Would you please copy each line of the data in which the string "mattyab" occurs?

• • • • • • •

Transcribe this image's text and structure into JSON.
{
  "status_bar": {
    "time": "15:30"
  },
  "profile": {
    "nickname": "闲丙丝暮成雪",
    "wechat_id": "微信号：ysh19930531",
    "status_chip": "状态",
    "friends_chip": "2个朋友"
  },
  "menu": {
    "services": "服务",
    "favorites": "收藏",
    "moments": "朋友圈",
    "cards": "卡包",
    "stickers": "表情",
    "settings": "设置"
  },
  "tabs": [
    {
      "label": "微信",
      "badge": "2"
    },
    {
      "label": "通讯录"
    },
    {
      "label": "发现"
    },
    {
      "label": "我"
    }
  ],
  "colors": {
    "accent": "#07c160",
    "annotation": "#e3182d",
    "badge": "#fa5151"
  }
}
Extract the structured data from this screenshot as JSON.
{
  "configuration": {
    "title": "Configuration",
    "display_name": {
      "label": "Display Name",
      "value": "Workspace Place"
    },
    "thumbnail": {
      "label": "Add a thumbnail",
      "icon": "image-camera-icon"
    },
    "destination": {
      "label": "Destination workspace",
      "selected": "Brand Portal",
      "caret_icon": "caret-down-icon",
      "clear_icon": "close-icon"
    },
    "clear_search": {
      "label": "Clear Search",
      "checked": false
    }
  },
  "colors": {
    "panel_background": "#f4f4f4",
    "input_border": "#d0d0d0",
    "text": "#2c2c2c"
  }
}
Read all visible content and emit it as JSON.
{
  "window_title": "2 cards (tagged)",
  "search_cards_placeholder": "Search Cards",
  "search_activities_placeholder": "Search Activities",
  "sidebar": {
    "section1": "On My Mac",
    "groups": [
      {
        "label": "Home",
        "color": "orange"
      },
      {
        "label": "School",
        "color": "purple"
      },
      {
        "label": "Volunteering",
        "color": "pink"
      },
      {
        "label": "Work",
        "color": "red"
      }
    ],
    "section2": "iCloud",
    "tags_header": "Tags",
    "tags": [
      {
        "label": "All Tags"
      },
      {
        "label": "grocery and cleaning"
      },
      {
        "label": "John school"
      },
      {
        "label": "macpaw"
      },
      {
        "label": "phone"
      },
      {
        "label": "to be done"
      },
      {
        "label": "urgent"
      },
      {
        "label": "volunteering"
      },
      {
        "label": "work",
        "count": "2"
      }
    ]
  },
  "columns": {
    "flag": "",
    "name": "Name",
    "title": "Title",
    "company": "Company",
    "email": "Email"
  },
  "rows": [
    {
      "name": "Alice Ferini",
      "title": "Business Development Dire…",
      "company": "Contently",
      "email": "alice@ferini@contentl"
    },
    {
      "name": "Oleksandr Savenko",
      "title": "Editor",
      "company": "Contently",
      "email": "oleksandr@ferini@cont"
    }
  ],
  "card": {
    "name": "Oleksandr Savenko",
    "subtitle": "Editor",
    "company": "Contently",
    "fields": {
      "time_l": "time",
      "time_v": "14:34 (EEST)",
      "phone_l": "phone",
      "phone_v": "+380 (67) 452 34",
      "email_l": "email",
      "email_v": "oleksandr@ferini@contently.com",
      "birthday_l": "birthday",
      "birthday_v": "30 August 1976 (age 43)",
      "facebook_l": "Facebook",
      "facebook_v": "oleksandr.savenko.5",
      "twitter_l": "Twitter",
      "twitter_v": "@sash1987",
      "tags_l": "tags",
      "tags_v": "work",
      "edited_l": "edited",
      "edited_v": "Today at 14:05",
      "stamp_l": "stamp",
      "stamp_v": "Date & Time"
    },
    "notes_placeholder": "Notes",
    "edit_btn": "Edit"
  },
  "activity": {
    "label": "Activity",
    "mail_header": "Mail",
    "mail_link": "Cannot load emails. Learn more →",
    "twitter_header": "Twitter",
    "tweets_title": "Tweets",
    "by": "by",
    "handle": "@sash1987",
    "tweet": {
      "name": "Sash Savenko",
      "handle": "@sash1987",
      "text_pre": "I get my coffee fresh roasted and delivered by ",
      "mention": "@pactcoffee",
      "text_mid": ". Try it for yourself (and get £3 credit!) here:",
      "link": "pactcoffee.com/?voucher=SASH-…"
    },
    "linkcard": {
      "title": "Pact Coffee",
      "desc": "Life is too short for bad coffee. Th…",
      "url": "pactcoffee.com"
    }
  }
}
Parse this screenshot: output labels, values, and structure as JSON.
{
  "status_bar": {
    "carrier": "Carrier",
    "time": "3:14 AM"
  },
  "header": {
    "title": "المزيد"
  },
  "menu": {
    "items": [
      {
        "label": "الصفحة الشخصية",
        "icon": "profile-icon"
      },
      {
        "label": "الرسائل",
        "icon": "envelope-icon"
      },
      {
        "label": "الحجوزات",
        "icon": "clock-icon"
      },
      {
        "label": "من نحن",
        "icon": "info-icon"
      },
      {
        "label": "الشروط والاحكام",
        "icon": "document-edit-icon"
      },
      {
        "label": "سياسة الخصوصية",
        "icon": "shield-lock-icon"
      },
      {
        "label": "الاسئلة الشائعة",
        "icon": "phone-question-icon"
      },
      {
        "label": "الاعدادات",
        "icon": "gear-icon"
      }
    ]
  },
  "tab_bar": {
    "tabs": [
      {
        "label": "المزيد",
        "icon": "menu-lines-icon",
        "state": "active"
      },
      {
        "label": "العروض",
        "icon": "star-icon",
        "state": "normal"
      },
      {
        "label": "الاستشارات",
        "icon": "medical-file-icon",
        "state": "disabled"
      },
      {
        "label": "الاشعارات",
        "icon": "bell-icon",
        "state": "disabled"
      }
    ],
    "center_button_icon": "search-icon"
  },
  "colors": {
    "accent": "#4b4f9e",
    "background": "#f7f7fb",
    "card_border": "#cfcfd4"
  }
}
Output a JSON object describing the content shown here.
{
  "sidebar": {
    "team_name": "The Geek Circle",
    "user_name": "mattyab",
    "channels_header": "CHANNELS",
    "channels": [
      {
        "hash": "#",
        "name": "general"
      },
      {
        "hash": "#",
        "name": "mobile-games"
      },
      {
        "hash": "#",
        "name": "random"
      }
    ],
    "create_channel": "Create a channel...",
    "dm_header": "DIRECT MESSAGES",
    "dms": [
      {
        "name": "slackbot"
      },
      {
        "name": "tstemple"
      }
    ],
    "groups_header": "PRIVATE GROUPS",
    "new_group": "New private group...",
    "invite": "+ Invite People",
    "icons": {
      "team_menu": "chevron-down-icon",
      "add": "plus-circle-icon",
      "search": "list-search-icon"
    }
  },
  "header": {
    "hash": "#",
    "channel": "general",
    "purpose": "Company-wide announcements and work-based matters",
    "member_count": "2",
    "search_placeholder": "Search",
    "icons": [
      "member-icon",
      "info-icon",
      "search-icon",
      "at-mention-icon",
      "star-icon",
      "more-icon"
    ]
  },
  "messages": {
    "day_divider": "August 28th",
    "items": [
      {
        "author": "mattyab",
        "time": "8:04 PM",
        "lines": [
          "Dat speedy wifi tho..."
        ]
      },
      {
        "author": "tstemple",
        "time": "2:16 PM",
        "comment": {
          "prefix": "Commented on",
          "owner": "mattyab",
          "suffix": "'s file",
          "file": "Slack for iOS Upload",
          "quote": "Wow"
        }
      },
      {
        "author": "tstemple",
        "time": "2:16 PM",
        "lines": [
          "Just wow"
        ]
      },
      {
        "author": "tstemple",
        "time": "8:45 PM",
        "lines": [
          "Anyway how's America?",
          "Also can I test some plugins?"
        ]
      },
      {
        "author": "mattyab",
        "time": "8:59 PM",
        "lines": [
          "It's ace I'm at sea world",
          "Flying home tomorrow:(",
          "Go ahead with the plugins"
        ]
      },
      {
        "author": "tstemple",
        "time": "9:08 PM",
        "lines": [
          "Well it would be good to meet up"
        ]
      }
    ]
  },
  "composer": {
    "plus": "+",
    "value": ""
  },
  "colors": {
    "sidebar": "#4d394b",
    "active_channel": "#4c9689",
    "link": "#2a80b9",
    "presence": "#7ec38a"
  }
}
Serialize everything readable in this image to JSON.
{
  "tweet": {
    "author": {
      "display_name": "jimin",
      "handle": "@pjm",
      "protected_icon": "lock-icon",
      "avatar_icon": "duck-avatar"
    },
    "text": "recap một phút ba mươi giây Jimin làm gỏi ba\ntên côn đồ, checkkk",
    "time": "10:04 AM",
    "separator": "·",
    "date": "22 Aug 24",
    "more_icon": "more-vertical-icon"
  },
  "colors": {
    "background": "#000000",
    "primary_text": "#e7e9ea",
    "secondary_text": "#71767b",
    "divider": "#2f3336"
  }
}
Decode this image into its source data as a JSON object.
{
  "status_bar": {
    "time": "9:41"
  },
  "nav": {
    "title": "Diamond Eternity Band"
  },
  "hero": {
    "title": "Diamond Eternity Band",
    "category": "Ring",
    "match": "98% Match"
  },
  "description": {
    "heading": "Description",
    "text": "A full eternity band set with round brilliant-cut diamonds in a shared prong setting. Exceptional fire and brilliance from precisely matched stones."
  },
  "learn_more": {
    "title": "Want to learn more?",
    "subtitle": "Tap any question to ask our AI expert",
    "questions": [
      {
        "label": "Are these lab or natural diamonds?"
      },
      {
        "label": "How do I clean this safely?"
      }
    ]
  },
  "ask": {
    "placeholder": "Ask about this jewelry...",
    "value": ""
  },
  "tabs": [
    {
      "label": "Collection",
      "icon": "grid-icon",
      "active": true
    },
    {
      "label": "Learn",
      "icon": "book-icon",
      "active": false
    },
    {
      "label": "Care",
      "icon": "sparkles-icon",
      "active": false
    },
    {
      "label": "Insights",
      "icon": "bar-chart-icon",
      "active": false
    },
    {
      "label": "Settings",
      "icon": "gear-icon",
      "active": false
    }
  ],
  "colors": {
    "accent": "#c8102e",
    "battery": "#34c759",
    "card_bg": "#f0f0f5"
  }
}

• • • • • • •

▶ PROBLEM SOLUTION
    "user_name": "mattyab",
        "author": "mattyab",
          "owner": "mattyab",
        "author": "mattyab",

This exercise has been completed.